McNally imbues each of his characters with a degree of vulnerability which makes them human and interesting. For Gregory, a successful Broadway choreographer, he fears that he is losing his creativity and feels his body breaking down. Coupled with his insecurity about his relationship with the much-younger Bobby, it is a devastating combination that plays out in all of his physical endeavors. Anderson's dance scenes convey remarkable pain, both physical and emotional, even as his movements and concentration authentically evoke the artist creating in his studio. His long-time friends and business associates, Arthur (Keith Foster) and Perry (Joey C. Pelletier), have been together for fourteen years, which is actually their vulnerability.
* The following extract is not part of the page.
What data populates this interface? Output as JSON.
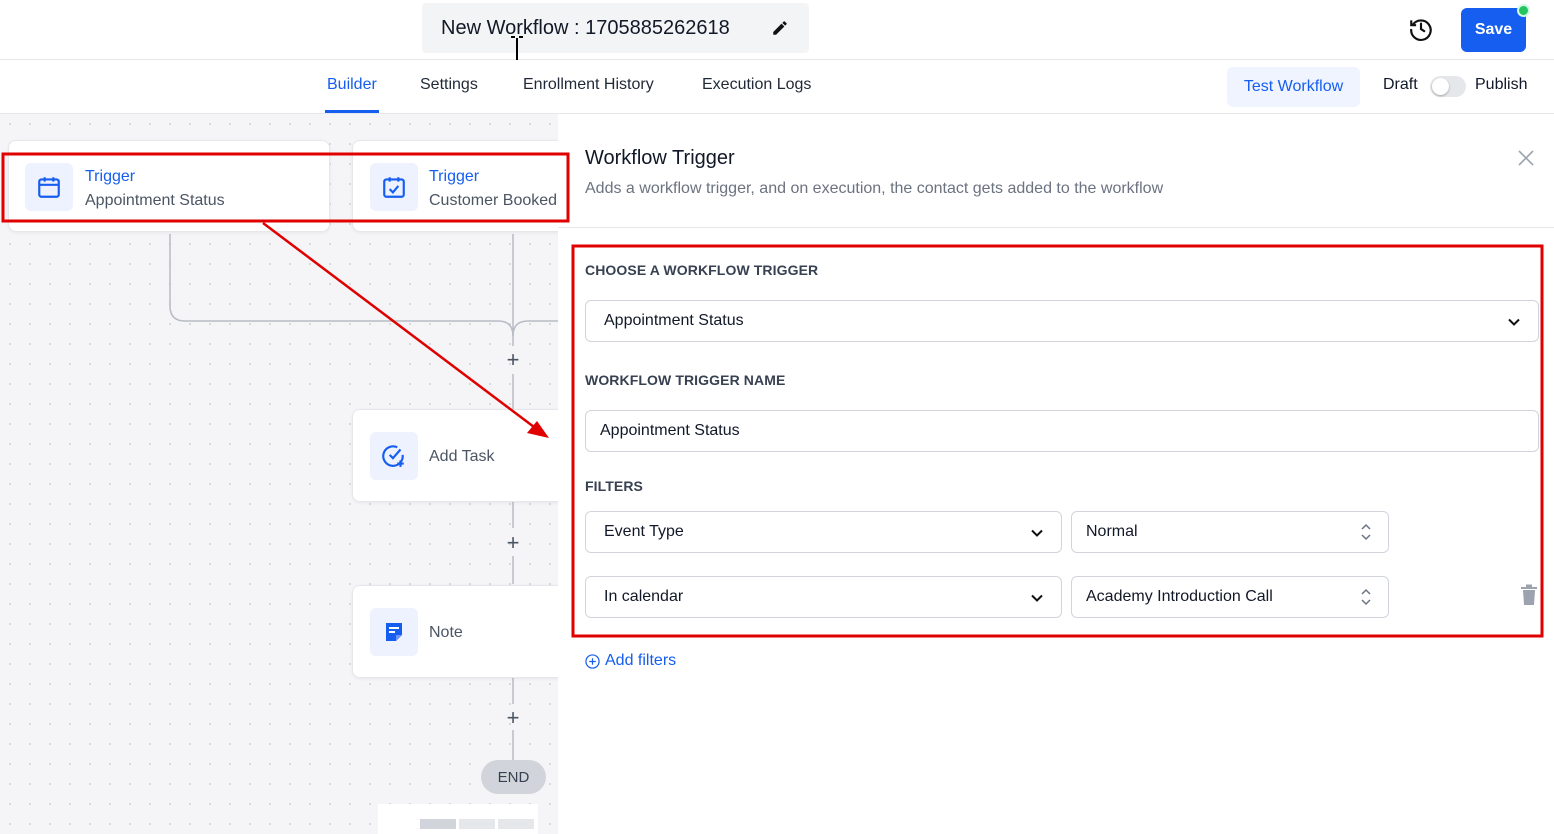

It ain't easy being role models and both men take turns showing the strain of that burden.
The wild card in this deck of crazy eights is Ramon (Michael J. Blunt), John's new beau of three weeks vintage at the Memorial Day gathering. He is a dancer in awe of being in Gregory's presence, but he is also a hottie with a wandering eye and a bit of an exhibitionist (spoiler: there is a fair amount of male nudity onstage). He inveigles his way into the group by the only means available to him, but is never really one of them. He takes advantage of their desire, but knows that he is out of his element. Similarly, Blunt makes good use of his youth and attractiveness in the role, but lacks credibility as a dancer when Ramon takes a few turns on the floor while telling his back story, and metaphorically shows a lot of seams in his performance.
Love! Valour! Compassion! runs just under three hours with three acts and two intermissions. There are moments when it lags a little, but some of that is a reflection of the languorous nature of a weekend in the country, more so than Miller's pacing. In fact, he skillfully guides the ebb and flow between the funny and the poignant aspects of the play, keeping the focus on the men and what they discover about themselves and each other throughout the course of one uneventful summer.